Extract each line from the entries below that has the string "easy" in it.

*** Opening Extracted records ***

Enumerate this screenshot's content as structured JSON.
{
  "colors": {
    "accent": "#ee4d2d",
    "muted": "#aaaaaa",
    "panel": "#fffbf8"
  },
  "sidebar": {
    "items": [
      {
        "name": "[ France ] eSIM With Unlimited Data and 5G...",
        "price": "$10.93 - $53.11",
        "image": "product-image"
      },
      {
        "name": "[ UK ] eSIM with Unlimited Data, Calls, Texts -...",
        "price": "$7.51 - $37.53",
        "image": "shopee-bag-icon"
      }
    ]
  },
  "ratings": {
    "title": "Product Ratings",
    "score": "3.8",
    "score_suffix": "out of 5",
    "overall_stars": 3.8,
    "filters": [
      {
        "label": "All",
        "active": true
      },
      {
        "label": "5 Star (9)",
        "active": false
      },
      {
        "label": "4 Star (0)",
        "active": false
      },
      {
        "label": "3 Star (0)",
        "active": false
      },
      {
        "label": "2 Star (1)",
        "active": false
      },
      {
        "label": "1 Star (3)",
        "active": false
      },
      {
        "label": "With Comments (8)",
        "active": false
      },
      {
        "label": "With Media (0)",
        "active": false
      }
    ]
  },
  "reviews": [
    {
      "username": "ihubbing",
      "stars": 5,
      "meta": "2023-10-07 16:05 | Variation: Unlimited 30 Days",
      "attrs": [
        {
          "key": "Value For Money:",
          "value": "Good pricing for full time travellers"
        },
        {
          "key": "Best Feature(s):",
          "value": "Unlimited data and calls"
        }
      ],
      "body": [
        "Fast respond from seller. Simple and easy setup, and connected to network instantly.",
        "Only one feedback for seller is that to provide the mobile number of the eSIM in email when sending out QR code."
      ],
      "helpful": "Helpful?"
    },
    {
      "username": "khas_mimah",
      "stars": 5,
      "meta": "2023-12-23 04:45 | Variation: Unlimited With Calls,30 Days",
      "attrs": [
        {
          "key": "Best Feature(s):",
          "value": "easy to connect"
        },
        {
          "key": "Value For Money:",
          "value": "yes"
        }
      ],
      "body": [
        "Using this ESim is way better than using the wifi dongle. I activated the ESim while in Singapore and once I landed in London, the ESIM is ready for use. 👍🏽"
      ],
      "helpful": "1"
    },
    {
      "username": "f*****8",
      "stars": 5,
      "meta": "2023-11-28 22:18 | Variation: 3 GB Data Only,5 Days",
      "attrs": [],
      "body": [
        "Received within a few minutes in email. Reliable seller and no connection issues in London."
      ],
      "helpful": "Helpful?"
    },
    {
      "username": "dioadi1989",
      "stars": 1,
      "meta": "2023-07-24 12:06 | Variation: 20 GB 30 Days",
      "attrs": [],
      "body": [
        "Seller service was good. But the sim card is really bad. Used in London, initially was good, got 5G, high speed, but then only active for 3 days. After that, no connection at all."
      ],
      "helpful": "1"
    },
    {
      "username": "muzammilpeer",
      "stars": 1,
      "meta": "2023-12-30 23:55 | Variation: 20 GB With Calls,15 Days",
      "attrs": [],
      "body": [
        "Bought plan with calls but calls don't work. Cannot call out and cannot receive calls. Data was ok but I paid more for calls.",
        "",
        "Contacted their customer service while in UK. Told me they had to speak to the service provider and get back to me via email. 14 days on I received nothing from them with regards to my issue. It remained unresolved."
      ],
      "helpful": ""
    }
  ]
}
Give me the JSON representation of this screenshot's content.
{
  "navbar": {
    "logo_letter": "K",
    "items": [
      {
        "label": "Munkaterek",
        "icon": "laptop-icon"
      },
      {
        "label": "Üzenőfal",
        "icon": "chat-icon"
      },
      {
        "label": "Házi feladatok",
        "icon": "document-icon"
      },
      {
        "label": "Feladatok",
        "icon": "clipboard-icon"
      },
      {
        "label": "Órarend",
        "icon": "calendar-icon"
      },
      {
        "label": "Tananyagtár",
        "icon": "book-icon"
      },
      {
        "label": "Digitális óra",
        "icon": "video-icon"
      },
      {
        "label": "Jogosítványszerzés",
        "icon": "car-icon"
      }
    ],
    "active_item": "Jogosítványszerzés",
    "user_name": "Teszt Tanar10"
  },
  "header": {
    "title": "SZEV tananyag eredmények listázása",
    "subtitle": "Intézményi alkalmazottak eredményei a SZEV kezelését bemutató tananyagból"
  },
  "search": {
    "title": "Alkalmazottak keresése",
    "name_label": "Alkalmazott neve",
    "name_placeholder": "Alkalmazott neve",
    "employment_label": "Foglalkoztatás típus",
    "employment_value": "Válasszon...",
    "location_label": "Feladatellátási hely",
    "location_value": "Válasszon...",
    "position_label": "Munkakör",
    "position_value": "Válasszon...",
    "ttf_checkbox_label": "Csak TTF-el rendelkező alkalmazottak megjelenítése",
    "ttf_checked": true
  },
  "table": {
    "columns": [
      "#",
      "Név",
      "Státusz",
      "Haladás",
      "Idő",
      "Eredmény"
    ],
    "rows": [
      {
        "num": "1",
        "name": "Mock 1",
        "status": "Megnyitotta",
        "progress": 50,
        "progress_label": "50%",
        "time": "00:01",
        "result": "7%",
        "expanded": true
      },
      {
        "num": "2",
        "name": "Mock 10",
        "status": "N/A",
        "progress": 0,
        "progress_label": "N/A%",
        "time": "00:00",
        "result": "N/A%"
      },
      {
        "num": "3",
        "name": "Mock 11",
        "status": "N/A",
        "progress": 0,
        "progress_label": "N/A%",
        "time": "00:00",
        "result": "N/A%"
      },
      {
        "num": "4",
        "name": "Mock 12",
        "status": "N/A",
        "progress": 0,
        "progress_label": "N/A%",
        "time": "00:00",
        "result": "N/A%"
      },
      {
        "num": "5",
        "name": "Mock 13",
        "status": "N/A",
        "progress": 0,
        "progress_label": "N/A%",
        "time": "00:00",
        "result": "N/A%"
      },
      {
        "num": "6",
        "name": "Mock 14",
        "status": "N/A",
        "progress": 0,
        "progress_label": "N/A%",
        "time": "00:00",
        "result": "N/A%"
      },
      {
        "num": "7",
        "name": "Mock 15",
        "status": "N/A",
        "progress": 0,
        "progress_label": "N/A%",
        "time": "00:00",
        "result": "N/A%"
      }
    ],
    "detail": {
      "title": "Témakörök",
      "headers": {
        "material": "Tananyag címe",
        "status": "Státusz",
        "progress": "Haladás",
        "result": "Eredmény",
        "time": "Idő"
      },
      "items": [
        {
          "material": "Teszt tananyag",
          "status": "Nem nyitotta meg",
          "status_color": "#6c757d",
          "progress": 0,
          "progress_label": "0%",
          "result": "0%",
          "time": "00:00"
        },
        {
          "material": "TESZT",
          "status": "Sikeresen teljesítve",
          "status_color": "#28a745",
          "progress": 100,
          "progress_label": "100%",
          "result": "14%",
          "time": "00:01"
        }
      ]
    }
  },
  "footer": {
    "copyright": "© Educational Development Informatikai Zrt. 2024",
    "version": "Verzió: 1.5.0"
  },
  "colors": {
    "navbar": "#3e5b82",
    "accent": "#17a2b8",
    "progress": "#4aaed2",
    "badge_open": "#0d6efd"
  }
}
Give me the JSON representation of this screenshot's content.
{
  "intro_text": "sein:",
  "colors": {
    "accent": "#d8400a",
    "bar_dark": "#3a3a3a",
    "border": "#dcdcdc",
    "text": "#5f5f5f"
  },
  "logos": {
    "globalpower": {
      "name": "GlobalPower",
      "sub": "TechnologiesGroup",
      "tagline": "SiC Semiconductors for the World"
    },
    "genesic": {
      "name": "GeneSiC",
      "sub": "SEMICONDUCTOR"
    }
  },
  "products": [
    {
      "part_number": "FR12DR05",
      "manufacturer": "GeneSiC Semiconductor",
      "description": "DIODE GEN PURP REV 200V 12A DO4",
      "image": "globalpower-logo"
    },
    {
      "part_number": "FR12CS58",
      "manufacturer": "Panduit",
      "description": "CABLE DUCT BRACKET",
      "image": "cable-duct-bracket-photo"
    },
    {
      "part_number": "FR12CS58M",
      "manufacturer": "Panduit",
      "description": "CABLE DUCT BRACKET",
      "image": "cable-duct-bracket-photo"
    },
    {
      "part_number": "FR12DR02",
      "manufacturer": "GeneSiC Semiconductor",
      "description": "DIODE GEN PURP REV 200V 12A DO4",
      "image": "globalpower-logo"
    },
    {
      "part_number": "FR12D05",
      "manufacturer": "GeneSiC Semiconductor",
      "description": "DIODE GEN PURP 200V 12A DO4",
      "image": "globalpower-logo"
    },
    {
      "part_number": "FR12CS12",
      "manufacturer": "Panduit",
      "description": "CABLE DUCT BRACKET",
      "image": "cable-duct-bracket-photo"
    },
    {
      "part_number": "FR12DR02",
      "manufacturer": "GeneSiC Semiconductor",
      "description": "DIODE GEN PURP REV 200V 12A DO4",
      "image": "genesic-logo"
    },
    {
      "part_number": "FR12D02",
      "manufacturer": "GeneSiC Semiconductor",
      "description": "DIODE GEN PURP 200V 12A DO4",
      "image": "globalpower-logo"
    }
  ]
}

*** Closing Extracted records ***

● Completed exercise:
        "Fast respond from seller. Simple and easy setup, and connected to network instantly.",
          "value": "easy to connect"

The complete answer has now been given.